What kind of foundation do we have?

This post is a bit of a confession on my part.

As a bit of background, I started a new job a few weeks ago, and it has slowly come out that I am a pastor. As one might expect, this has lead to a lot of interesting conversations, and more than a few surprises. Chief among these is that, as a Canadian living in the South, I grew up hearing about the Bible belt and how there is a church on every corner and pretty much everybody down here goes to church. While I have found there to be a great deal of truth to these stereotypes (there’s not a church on every corner, but there are a lot of them, and a lot of folks do go to church, although not always for healthy reasons), the biggest surprise has been to discover through my job that not everyone has a healthy view of who Jesus is and why the Bible might be considered a trustworthy source of information on our situations in life. Even those who identify as “Christian” have views that make me stop and think. There are a lot of very different ideas and perceptions of Christianity at play in the world today, and some of them will show up where you least expect to find them.
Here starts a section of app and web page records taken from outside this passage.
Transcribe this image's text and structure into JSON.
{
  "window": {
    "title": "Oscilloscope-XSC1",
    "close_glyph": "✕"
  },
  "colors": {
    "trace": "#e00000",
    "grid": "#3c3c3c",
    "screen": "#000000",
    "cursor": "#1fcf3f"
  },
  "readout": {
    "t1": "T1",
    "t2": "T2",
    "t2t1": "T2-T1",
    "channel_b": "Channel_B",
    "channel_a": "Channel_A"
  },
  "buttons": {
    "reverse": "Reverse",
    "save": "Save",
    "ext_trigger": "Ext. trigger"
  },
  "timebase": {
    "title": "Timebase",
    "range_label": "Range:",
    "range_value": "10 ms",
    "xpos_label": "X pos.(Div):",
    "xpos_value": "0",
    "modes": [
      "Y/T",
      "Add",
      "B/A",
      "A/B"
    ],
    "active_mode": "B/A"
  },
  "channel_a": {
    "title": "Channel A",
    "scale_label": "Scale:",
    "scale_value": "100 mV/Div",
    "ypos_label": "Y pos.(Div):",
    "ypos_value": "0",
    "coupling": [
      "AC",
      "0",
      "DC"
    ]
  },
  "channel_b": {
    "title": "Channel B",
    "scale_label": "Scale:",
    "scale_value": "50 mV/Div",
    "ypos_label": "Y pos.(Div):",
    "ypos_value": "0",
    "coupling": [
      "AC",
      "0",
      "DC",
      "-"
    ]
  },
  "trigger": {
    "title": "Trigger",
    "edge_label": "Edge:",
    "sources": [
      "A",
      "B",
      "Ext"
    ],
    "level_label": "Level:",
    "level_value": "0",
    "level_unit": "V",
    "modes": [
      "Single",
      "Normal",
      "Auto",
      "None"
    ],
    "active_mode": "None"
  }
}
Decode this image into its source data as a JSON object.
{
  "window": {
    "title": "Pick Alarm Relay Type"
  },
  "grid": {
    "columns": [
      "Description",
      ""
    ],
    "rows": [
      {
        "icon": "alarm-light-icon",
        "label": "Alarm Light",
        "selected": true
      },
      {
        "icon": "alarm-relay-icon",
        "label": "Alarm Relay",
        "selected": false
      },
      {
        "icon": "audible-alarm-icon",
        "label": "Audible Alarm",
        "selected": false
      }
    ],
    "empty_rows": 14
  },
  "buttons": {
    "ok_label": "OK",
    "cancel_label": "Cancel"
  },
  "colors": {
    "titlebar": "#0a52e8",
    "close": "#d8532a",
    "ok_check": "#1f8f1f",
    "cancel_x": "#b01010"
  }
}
Now let me stress that I am not trying to encourage or force anyone into a box when it comes to who Jesus is and how He cares for you. I have my beliefs, and I’m pretty sure you have yours, and I want to be respectful of that. That being said, as a writer I cannot in good conscience talk about how Jesus is the hope and love that we need when we’re longing to be comforted in our darkest hours, and how He is the only one who ever really satisfies, without exploring how we can know that to be true. I can tell you that from my own experience, but if this is really true then there should be more to it than that.

As one of my job trainers said the other day, “I love to ask how come? How come Jesus? How come Jesus and not Mohammed? How come the Bible and not the Koran?” It’s easy to take those questions further, too. Why not New Age beliefs? Why not Buddhism? Or best yet, why not just whatever works for you?

Those are the kinds of questions I want to look at here in addition to the questions I’ve already been working through over the last month. I firmly believe that Jesus is the hope that we long for, and that He is the only one who can love as fully, in the midst of all our hurt. I will continue to explore those topics, but I also want to build an honest foundation for those beliefs. Like I said, if all of this is really true, and I believe it is, then there is so much more to explore.